• _TASK REQUIREMENTS_
Where a picture appears, skip it; print everything else in the records exactly as it stands.
■ ■ ■ ■ ■ ■ ■
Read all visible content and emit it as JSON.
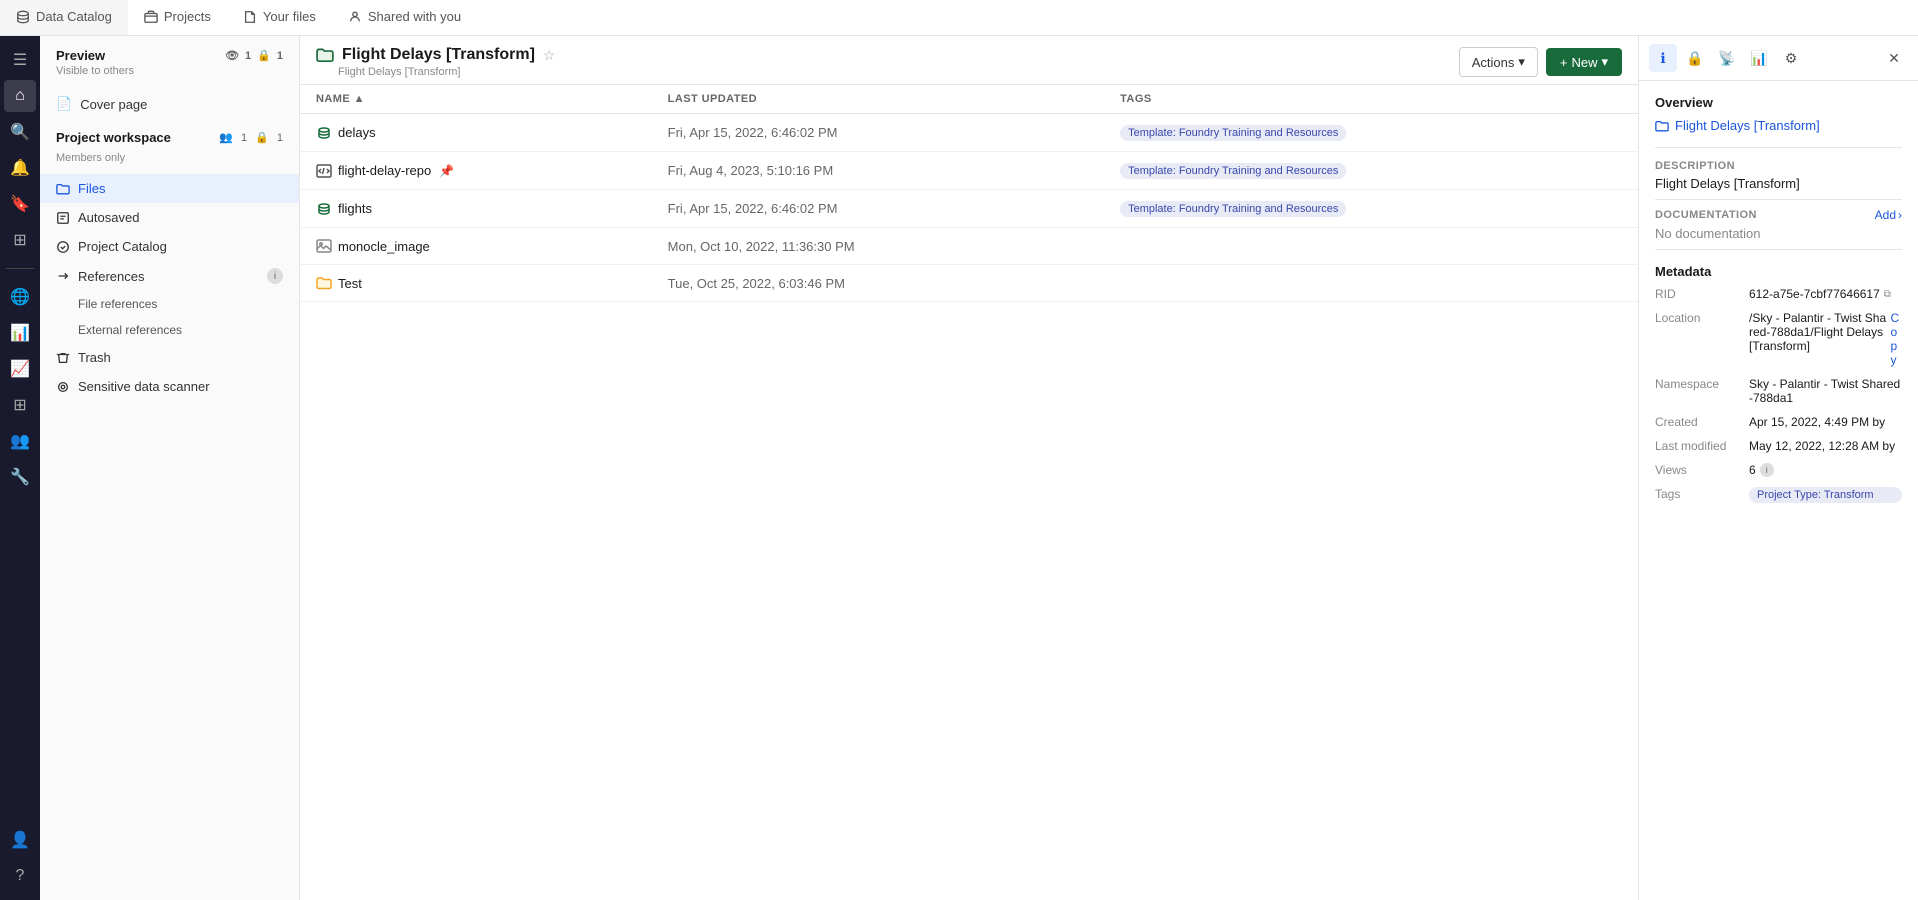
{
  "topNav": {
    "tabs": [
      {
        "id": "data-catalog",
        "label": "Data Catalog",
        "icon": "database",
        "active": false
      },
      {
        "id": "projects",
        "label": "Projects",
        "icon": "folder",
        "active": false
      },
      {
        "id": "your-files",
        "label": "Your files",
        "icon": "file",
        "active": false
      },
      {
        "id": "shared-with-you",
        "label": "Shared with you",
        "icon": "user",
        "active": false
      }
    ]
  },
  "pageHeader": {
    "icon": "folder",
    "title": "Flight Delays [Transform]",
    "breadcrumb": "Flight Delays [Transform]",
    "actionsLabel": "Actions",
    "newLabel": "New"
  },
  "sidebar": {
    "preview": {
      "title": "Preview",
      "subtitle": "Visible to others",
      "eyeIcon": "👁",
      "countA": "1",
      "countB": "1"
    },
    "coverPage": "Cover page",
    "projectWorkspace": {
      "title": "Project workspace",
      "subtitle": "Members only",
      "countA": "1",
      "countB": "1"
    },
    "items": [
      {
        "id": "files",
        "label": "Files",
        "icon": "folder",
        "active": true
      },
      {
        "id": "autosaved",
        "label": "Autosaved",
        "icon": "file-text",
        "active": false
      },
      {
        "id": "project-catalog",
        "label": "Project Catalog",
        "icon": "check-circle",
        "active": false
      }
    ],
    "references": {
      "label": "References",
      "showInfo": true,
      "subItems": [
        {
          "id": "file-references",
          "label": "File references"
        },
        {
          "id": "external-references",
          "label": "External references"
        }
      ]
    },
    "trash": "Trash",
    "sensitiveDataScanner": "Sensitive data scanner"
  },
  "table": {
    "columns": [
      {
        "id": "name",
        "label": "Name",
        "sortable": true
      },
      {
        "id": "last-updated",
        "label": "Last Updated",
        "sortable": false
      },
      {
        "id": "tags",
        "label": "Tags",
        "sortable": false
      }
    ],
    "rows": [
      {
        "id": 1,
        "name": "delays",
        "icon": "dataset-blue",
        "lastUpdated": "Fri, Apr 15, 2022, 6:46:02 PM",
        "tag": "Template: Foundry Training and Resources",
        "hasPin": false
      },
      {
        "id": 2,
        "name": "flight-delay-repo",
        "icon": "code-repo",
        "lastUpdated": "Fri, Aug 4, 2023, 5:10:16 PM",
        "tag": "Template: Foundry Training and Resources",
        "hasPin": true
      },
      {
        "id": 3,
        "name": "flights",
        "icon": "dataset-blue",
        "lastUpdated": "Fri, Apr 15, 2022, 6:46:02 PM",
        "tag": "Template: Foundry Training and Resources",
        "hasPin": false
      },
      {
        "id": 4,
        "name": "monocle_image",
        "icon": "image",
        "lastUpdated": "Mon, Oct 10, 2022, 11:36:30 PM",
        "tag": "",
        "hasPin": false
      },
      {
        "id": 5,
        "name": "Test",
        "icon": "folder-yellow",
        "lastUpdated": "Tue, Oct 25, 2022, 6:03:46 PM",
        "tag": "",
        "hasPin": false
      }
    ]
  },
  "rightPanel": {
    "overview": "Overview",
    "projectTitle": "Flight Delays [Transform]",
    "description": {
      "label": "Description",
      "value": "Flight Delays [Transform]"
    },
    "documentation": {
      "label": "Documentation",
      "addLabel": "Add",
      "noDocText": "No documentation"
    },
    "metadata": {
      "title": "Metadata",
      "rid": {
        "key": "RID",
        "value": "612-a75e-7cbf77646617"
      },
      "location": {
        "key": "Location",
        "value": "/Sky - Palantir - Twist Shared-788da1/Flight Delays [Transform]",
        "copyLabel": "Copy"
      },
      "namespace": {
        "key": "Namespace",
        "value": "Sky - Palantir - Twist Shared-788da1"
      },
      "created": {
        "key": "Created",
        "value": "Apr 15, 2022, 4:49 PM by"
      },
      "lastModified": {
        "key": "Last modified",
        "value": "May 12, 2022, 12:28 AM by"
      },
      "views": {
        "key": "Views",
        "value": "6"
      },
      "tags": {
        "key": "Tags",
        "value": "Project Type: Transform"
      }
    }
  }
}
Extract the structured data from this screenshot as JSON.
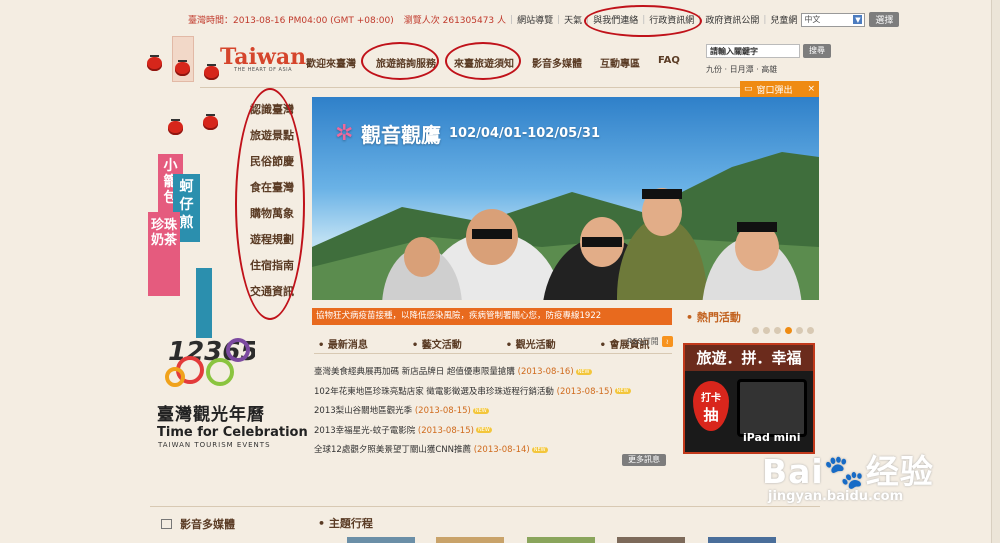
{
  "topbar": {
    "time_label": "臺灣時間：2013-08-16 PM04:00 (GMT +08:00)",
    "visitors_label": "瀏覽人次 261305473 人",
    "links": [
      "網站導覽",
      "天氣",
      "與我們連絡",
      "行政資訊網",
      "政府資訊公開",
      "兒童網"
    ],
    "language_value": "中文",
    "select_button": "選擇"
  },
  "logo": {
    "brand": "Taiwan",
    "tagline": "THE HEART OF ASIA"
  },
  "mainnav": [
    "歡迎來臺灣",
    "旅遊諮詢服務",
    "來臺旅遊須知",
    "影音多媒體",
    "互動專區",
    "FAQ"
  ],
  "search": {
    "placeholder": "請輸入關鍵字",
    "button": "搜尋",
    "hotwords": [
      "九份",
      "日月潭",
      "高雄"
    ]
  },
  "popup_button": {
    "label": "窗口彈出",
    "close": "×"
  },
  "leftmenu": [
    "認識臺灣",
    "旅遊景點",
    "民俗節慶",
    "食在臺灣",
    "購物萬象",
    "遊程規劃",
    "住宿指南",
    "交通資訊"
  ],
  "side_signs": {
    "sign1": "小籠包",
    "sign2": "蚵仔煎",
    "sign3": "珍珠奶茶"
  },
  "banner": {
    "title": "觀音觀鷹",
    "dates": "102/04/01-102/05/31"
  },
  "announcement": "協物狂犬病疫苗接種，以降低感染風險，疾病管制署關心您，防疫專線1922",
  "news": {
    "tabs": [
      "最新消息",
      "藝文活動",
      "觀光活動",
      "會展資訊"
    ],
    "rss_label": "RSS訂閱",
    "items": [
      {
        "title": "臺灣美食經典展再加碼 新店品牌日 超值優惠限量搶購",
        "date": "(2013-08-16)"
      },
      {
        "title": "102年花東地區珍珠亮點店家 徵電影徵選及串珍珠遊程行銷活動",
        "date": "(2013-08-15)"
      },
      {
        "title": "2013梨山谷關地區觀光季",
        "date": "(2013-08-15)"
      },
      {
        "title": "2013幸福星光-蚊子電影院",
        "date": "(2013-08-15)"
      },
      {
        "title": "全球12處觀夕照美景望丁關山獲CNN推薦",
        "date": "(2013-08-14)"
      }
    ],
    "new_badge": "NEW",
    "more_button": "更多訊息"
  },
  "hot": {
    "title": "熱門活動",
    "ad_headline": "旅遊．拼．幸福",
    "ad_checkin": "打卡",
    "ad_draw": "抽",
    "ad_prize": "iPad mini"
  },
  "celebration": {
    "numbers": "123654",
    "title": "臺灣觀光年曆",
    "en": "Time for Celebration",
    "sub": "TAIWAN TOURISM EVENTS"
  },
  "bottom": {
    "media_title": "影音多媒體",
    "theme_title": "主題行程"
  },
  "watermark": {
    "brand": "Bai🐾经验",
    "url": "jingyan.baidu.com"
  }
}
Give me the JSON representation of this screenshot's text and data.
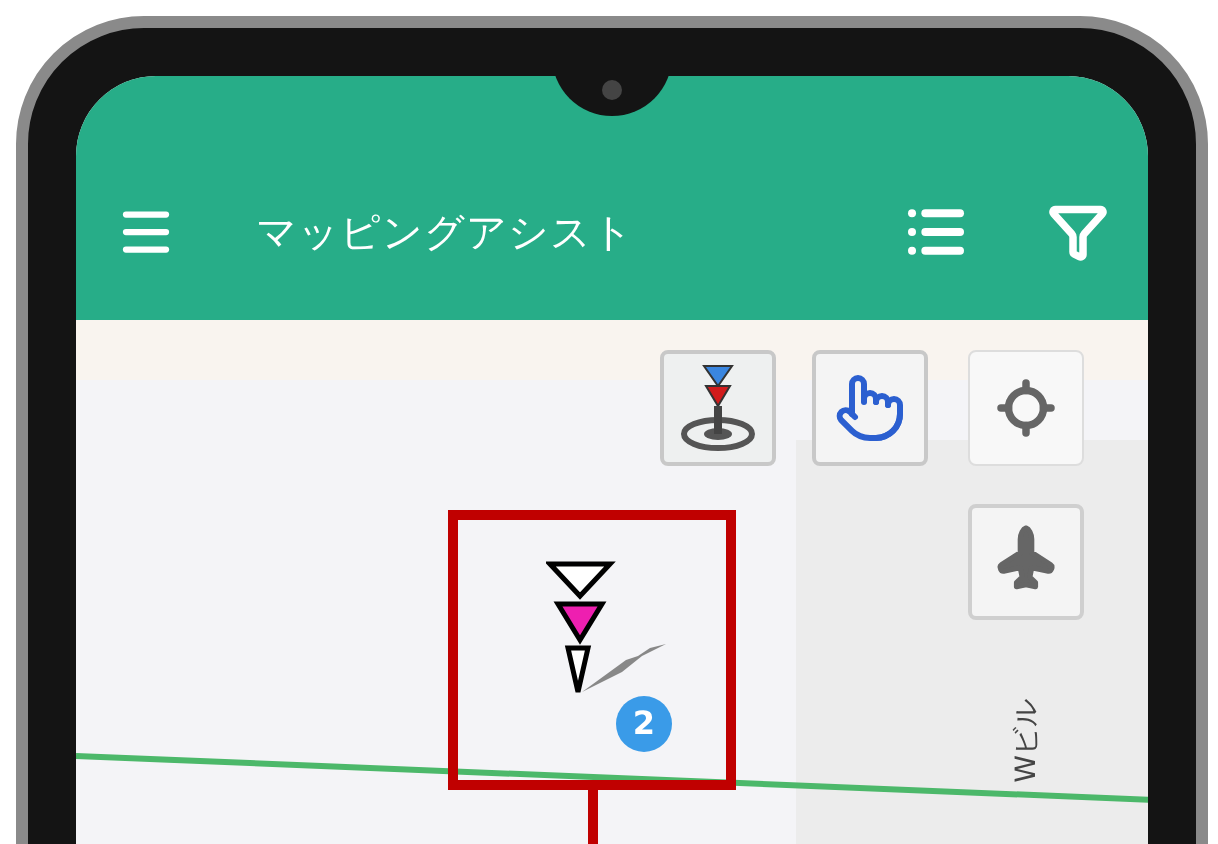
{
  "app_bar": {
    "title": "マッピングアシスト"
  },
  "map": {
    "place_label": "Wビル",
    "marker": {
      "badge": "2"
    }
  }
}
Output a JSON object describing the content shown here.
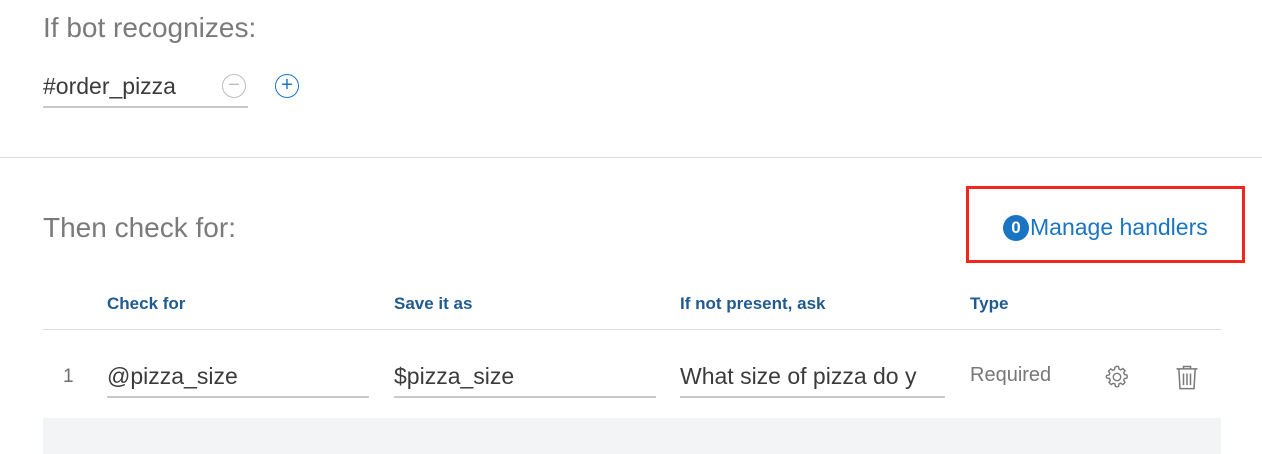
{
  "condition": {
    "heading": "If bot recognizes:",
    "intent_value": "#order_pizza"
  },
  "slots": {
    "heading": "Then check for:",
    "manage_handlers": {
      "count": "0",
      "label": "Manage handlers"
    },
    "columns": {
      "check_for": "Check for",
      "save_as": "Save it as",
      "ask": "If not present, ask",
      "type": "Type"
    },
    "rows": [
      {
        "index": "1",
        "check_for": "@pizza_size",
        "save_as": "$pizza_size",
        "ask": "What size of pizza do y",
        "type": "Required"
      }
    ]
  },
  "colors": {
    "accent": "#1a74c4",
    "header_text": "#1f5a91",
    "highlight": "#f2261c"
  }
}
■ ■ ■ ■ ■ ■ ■
• _ANSWER_
Read all visible content and emit it as JSON.
{
  "topNav": {
    "tabs": [
      {
        "id": "data-catalog",
        "label": "Data Catalog",
        "icon": "database",
        "active": false
      },
      {
        "id": "projects",
        "label": "Projects",
        "icon": "folder",
        "active": false
      },
      {
        "id": "your-files",
        "label": "Your files",
        "icon": "file",
        "active": false
      },
      {
        "id": "shared-with-you",
        "label": "Shared with you",
        "icon": "user",
        "active": false
      }
    ]
  },
  "pageHeader": {
    "icon": "folder",
    "title": "Flight Delays [Transform]",
    "breadcrumb": "Flight Delays [Transform]",
    "actionsLabel": "Actions",
    "newLabel": "New"
  },
  "sidebar": {
    "preview": {
      "title": "Preview",
      "subtitle": "Visible to others",
      "eyeIcon": "👁",
      "countA": "1",
      "countB": "1"
    },
    "coverPage": "Cover page",
    "projectWorkspace": {
      "title": "Project workspace",
      "subtitle": "Members only",
      "countA": "1",
      "countB": "1"
    },
    "items": [
      {
        "id": "files",
        "label": "Files",
        "icon": "folder",
        "active": true
      },
      {
        "id": "autosaved",
        "label": "Autosaved",
        "icon": "file-text",
        "active": false
      },
      {
        "id": "project-catalog",
        "label": "Project Catalog",
        "icon": "check-circle",
        "active": false
      }
    ],
    "references": {
      "label": "References",
      "showInfo": true,
      "subItems": [
        {
          "id": "file-references",
          "label": "File references"
        },
        {
          "id": "external-references",
          "label": "External references"
        }
      ]
    },
    "trash": "Trash",
    "sensitiveDataScanner": "Sensitive data scanner"
  },
  "table": {
    "columns": [
      {
        "id": "name",
        "label": "Name",
        "sortable": true
      },
      {
        "id": "last-updated",
        "label": "Last Updated",
        "sortable": false
      },
      {
        "id": "tags",
        "label": "Tags",
        "sortable": false
      }
    ],
    "rows": [
      {
        "id": 1,
        "name": "delays",
        "icon": "dataset-blue",
        "lastUpdated": "Fri, Apr 15, 2022, 6:46:02 PM",
        "tag": "Template: Foundry Training and Resources",
        "hasPin": false
      },
      {
        "id": 2,
        "name": "flight-delay-repo",
        "icon": "code-repo",
        "lastUpdated": "Fri, Aug 4, 2023, 5:10:16 PM",
        "tag": "Template: Foundry Training and Resources",
        "hasPin": true
      },
      {
        "id": 3,
        "name": "flights",
        "icon": "dataset-blue",
        "lastUpdated": "Fri, Apr 15, 2022, 6:46:02 PM",
        "tag": "Template: Foundry Training and Resources",
        "hasPin": false
      },
      {
        "id": 4,
        "name": "monocle_image",
        "icon": "image",
        "lastUpdated": "Mon, Oct 10, 2022, 11:36:30 PM",
        "tag": "",
        "hasPin": false
      },
      {
        "id": 5,
        "name": "Test",
        "icon": "folder-yellow",
        "lastUpdated": "Tue, Oct 25, 2022, 6:03:46 PM",
        "tag": "",
        "hasPin": false
      }
    ]
  },
  "rightPanel": {
    "overview": "Overview",
    "projectTitle": "Flight Delays [Transform]",
    "description": {
      "label": "Description",
      "value": "Flight Delays [Transform]"
    },
    "documentation": {
      "label": "Documentation",
      "addLabel": "Add",
      "noDocText": "No documentation"
    },
    "metadata": {
      "title": "Metadata",
      "rid": {
        "key": "RID",
        "value": "612-a75e-7cbf77646617"
      },
      "location": {
        "key": "Location",
        "value": "/Sky - Palantir - Twist Shared-788da1/Flight Delays [Transform]",
        "copyLabel": "Copy"
      },
      "namespace": {
        "key": "Namespace",
        "value": "Sky - Palantir - Twist Shared-788da1"
      },
      "created": {
        "key": "Created",
        "value": "Apr 15, 2022, 4:49 PM by"
      },
      "lastModified": {
        "key": "Last modified",
        "value": "May 12, 2022, 12:28 AM by"
      },
      "views": {
        "key": "Views",
        "value": "6"
      },
      "tags": {
        "key": "Tags",
        "value": "Project Type: Transform"
      }
    }
  }
}
Extract the structured data from this screenshot as JSON.
{
  "topbar": {
    "time_label": "臺灣時間：2013-08-16 PM04:00 (GMT +08:00)",
    "visitors_label": "瀏覽人次 261305473 人",
    "links": [
      "網站導覽",
      "天氣",
      "與我們連絡",
      "行政資訊網",
      "政府資訊公開",
      "兒童網"
    ],
    "language_value": "中文",
    "select_button": "選擇"
  },
  "logo": {
    "brand": "Taiwan",
    "tagline": "THE HEART OF ASIA"
  },
  "mainnav": [
    "歡迎來臺灣",
    "旅遊諮詢服務",
    "來臺旅遊須知",
    "影音多媒體",
    "互動專區",
    "FAQ"
  ],
  "search": {
    "placeholder": "請輸入關鍵字",
    "button": "搜尋",
    "hotwords": [
      "九份",
      "日月潭",
      "高雄"
    ]
  },
  "popup_button": {
    "label": "窗口彈出",
    "close": "×"
  },
  "leftmenu": [
    "認識臺灣",
    "旅遊景點",
    "民俗節慶",
    "食在臺灣",
    "購物萬象",
    "遊程規劃",
    "住宿指南",
    "交通資訊"
  ],
  "side_signs": {
    "sign1": "小籠包",
    "sign2": "蚵仔煎",
    "sign3": "珍珠奶茶"
  },
  "banner": {
    "title": "觀音觀鷹",
    "dates": "102/04/01-102/05/31"
  },
  "announcement": "協物狂犬病疫苗接種，以降低感染風險，疾病管制署關心您，防疫專線1922",
  "news": {
    "tabs": [
      "最新消息",
      "藝文活動",
      "觀光活動",
      "會展資訊"
    ],
    "rss_label": "RSS訂閱",
    "items": [
      {
        "title": "臺灣美食經典展再加碼 新店品牌日 超值優惠限量搶購",
        "date": "(2013-08-16)"
      },
      {
        "title": "102年花東地區珍珠亮點店家 徵電影徵選及串珍珠遊程行銷活動",
        "date": "(2013-08-15)"
      },
      {
        "title": "2013梨山谷關地區觀光季",
        "date": "(2013-08-15)"
      },
      {
        "title": "2013幸福星光-蚊子電影院",
        "date": "(2013-08-15)"
      },
      {
        "title": "全球12處觀夕照美景望丁關山獲CNN推薦",
        "date": "(2013-08-14)"
      }
    ],
    "new_badge": "NEW",
    "more_button": "更多訊息"
  },
  "hot": {
    "title": "熱門活動",
    "ad_headline": "旅遊．拼．幸福",
    "ad_checkin": "打卡",
    "ad_draw": "抽",
    "ad_prize": "iPad mini"
  },
  "celebration": {
    "numbers": "123654",
    "title": "臺灣觀光年曆",
    "en": "Time for Celebration",
    "sub": "TAIWAN TOURISM EVENTS"
  },
  "bottom": {
    "media_title": "影音多媒體",
    "theme_title": "主題行程"
  },
  "watermark": {
    "brand": "Bai🐾经验",
    "url": "jingyan.baidu.com"
  }
}
Give me the JSON representation of this screenshot's text and data.
{
  "app_bar": {
    "title": "マッピングアシスト"
  },
  "map": {
    "place_label": "Wビル",
    "marker": {
      "badge": "2"
    }
  }
}
Output a JSON object describing the content shown here.
{
  "condition": {
    "heading": "If bot recognizes:",
    "intent_value": "#order_pizza"
  },
  "slots": {
    "heading": "Then check for:",
    "manage_handlers": {
      "count": "0",
      "label": "Manage handlers"
    },
    "columns": {
      "check_for": "Check for",
      "save_as": "Save it as",
      "ask": "If not present, ask",
      "type": "Type"
    },
    "rows": [
      {
        "index": "1",
        "check_for": "@pizza_size",
        "save_as": "$pizza_size",
        "ask": "What size of pizza do y",
        "type": "Required"
      }
    ]
  },
  "colors": {
    "accent": "#1a74c4",
    "header_text": "#1f5a91",
    "highlight": "#f2261c"
  }
}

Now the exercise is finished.